Nothing in the records should be changed in the copy, though the pictures must be left out.

═════ Dataset extract ═════

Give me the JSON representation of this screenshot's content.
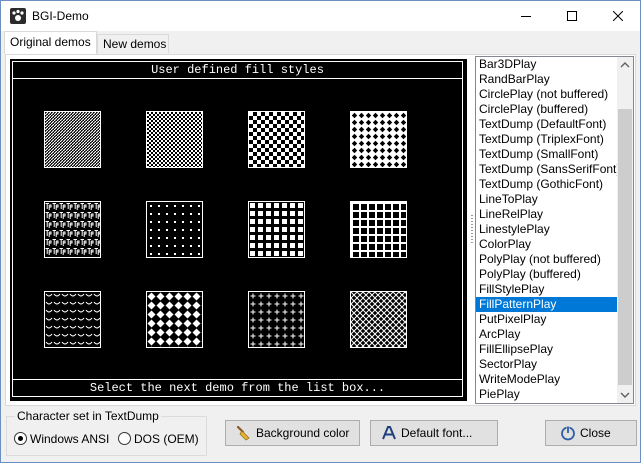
{
  "window": {
    "title": "BGI-Demo"
  },
  "tabs": [
    {
      "label": "Original demos",
      "active": true
    },
    {
      "label": "New demos",
      "active": false
    }
  ],
  "canvas": {
    "header": "User defined fill styles",
    "footer": "Select the next demo from the list box...",
    "patterns": [
      "hatch-fine",
      "checker-fine",
      "checker-medium",
      "diamond-grid",
      "text-tp",
      "dots-sparse",
      "blocks",
      "grid",
      "waves",
      "diamonds",
      "plus",
      "crosshatch"
    ]
  },
  "list": {
    "items": [
      "Bar3DPlay",
      "RandBarPlay",
      "CirclePlay (not buffered)",
      "CirclePlay (buffered)",
      "TextDump (DefaultFont)",
      "TextDump (TriplexFont)",
      "TextDump (SmallFont)",
      "TextDump (SansSerifFont)",
      "TextDump (GothicFont)",
      "LineToPlay",
      "LineRelPlay",
      "LinestylePlay",
      "ColorPlay",
      "PolyPlay (not buffered)",
      "PolyPlay (buffered)",
      "FillStylePlay",
      "FillPatternPlay",
      "PutPixelPlay",
      "ArcPlay",
      "FillEllipsePlay",
      "SectorPlay",
      "WriteModePlay",
      "PiePlay"
    ],
    "selected": "FillPatternPlay"
  },
  "charset": {
    "label": "Character set in TextDump",
    "options": [
      {
        "label": "Windows ANSI",
        "checked": true
      },
      {
        "label": "DOS (OEM)",
        "checked": false
      }
    ]
  },
  "buttons": {
    "background": "Background color",
    "font": "Default font...",
    "close": "Close"
  },
  "colors": {
    "selection": "#0078d7",
    "canvas": "#000000"
  }
}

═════

**Written response:**
Give me the JSON representation of this screenshot's content.
{
  "window": {
    "title": "BGI-Demo"
  },
  "tabs": [
    {
      "label": "Original demos",
      "active": true
    },
    {
      "label": "New demos",
      "active": false
    }
  ],
  "canvas": {
    "header": "User defined fill styles",
    "footer": "Select the next demo from the list box...",
    "patterns": [
      "hatch-fine",
      "checker-fine",
      "checker-medium",
      "diamond-grid",
      "text-tp",
      "dots-sparse",
      "blocks",
      "grid",
      "waves",
      "diamonds",
      "plus",
      "crosshatch"
    ]
  },
  "list": {
    "items": [
      "Bar3DPlay",
      "RandBarPlay",
      "CirclePlay (not buffered)",
      "CirclePlay (buffered)",
      "TextDump (DefaultFont)",
      "TextDump (TriplexFont)",
      "TextDump (SmallFont)",
      "TextDump (SansSerifFont)",
      "TextDump (GothicFont)",
      "LineToPlay",
      "LineRelPlay",
      "LinestylePlay",
      "ColorPlay",
      "PolyPlay (not buffered)",
      "PolyPlay (buffered)",
      "FillStylePlay",
      "FillPatternPlay",
      "PutPixelPlay",
      "ArcPlay",
      "FillEllipsePlay",
      "SectorPlay",
      "WriteModePlay",
      "PiePlay"
    ],
    "selected": "FillPatternPlay"
  },
  "charset": {
    "label": "Character set in TextDump",
    "options": [
      {
        "label": "Windows ANSI",
        "checked": true
      },
      {
        "label": "DOS (OEM)",
        "checked": false
      }
    ]
  },
  "buttons": {
    "background": "Background color",
    "font": "Default font...",
    "close": "Close"
  },
  "colors": {
    "selection": "#0078d7",
    "canvas": "#000000"
  }
}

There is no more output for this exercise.